BridgeND | Wednesday, April 20, 2016
“The issue of wealth and income inequality is the great moral issue of our time, it is the great economic issue of our time and it is the great political issue of our time.” – Senator Bernie Sanders
While this semester BridgeND focused our entire Viewpoint column on the idea of income inequality, I would have to vehemently disagree with Senator Sanders. Income inequality is not the great issue of our time. So then, what is? Well, it’s not climate change or immigration or foreign policy or health care or any of the other issues we hear about in the news cycle or during presidential debates.
The greatest issue of our time is political apathy.
Why? Because foreign policy and climate change and immigration and income inequality do not matter if no one is talking about them. The most fundamental consequence of representative democracy is that government is a function of its polity — the voice of our nation is, in fact, the voice of us, its citizens. It follows that the relative importance of issues like income inequality, foreign policy and climate change is necessarily contingent on their place in our national discourse. Thus, the extent to which we care enough about an issue to discuss it, to learn more about it, to write our representatives about it or to protest it is the extent to which it matters.
So how does this relate to BridgeND? The goal of BridgeND is to combat political apathy at its roots by providing a forum on campus in which students from across the ideological spectrum can come together in open and rigorous debate concerning the issues that matter to them. BridgeND is not about compromising on your beliefs or moderating them for the sake of political correctness. Rather, it is about being willing to express your beliefs — no matter how extreme left, right, center or other they may be — and being willing to engage in civil dialogue with those who disagree with you.
When BridgeND submitted Mimi Teixeira’s highly controversial column “Is income inequality that bad?” (Jan. 27) and people doubted BridgeND’s claim to political centrism, those people fundamentally misunderstood our core mission. At BridgeND, the question we ask ourselves is not, “How can we develop a solution that Democrats and Republicans can agree on?” but rather, “How can we start a conversation?” Our goal is to combat political apathy by initiating a dialogue about important political issues during our meetings, in The Observer and through various events. Creating these conversations is the necessary first step to solving the myriad of issues that face our nation today, issues for which our generation will be left responsible.
So why am I telling you all of this now as we prepare for finals and summer vacation? The truth is that this column, at its core, is about starting a conversation — a conversation that cannot end here. Political apathy is the greatest moral, social and political issue of our time and it is imperative that we, the students of Notre Dame, do our part to combat it. Issues like income inequality and climate change and immigration are too important to our futures for us to ignore. And we, as students blessed with such an unparalleled spiritual and intellectual community here at Notre Dame, are in too important of a position in our lives to ignore them.

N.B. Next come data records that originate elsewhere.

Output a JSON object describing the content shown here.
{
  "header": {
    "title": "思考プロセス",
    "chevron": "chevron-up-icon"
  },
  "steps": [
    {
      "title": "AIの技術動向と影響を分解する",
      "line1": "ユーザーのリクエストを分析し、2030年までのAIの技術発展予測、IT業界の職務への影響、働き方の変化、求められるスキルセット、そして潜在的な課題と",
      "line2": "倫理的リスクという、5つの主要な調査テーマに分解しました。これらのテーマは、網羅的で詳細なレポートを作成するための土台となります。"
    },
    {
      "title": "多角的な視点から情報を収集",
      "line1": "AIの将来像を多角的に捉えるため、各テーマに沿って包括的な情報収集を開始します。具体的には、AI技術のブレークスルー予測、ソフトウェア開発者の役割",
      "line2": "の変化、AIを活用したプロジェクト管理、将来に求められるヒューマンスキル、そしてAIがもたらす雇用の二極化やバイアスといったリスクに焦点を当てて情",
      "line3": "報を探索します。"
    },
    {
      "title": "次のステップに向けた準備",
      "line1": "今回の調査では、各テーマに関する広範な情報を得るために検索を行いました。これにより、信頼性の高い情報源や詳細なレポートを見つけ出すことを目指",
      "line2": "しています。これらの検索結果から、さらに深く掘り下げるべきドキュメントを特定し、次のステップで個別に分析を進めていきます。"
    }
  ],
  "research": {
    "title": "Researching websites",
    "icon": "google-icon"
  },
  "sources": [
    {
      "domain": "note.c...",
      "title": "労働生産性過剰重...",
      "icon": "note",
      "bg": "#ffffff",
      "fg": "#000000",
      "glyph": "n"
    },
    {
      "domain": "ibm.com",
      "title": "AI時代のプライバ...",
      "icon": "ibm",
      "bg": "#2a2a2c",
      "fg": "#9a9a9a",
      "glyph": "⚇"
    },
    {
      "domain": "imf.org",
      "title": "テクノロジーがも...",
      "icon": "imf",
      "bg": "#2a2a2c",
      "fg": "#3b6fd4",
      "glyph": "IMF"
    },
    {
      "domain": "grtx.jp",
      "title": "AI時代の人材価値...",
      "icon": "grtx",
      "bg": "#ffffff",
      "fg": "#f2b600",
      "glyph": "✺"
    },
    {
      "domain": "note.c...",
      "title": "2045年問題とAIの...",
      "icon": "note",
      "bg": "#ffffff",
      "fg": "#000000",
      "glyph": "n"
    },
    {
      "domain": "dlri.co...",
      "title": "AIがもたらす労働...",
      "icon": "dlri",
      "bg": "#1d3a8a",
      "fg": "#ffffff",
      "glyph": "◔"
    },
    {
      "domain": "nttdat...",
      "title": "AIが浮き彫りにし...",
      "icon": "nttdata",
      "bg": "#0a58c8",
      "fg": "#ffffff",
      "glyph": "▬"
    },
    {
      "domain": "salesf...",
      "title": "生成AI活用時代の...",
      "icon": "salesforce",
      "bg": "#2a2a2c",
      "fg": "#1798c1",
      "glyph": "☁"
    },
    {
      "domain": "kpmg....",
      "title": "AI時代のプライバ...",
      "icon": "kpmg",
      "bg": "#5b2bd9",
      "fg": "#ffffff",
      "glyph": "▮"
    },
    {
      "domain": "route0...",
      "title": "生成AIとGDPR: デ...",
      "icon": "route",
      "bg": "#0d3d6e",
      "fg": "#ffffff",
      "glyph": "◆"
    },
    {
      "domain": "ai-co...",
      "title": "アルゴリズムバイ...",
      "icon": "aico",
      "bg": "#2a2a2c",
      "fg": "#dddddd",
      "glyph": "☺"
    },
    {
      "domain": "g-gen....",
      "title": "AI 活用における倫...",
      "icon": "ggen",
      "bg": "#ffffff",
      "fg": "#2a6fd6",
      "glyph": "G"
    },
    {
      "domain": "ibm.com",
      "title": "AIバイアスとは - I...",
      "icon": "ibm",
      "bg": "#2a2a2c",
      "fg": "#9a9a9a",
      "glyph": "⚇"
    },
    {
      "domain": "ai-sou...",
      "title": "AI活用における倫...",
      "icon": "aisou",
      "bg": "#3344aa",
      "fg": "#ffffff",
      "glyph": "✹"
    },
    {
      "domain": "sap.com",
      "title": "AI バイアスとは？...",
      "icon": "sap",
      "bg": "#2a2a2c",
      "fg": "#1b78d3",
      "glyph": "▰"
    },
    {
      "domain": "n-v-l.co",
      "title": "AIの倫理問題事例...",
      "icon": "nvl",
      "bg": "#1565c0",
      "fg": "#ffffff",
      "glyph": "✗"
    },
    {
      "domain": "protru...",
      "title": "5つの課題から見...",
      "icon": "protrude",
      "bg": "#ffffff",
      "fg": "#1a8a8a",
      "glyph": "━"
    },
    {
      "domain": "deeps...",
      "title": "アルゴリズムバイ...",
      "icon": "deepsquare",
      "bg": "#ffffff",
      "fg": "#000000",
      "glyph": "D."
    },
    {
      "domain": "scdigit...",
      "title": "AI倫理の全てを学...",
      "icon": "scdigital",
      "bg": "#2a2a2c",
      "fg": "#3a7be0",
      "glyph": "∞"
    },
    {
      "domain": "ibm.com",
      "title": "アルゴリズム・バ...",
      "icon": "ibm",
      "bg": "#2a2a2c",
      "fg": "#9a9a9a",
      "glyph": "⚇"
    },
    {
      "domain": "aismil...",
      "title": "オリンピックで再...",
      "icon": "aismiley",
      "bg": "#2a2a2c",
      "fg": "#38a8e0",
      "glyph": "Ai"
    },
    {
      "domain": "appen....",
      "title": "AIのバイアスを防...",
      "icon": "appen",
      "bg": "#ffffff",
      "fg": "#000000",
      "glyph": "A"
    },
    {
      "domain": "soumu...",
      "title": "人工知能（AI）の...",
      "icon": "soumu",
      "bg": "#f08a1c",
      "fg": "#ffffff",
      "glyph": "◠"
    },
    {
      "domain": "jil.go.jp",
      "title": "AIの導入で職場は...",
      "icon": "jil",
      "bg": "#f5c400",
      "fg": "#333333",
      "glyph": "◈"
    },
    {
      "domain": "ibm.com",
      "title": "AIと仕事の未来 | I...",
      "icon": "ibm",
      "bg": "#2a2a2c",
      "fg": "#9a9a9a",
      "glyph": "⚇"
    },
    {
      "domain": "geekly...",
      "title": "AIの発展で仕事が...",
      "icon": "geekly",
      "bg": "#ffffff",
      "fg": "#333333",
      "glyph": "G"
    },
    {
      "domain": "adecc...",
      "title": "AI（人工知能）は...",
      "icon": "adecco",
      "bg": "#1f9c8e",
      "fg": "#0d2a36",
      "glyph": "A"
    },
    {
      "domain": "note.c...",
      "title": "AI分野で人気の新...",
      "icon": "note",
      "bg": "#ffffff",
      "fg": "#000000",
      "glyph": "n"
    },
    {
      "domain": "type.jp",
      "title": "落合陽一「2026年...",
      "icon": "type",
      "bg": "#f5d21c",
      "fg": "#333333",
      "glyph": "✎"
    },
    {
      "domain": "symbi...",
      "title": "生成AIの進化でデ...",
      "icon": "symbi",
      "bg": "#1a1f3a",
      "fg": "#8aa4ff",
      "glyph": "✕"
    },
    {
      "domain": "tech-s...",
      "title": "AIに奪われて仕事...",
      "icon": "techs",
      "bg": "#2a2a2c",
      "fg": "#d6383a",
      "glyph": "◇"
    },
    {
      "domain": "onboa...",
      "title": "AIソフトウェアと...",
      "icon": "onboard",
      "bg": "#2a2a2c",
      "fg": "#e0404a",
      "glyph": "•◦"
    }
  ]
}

Thus, my challenge to you, the students of Notre Dame, is to carry on the conversation into your dorms, through the dining halls and beyond this beautiful campus as we disperse all over the globe come May. We are all called to this task no matter our major, religion or political affiliation, and it is our duty to our country to respond in kind.
Roge Karma is a sophomore political science major living in Siegfried Hall. He is the President of BridgeND. He can be reached at firstname.lastname@example.org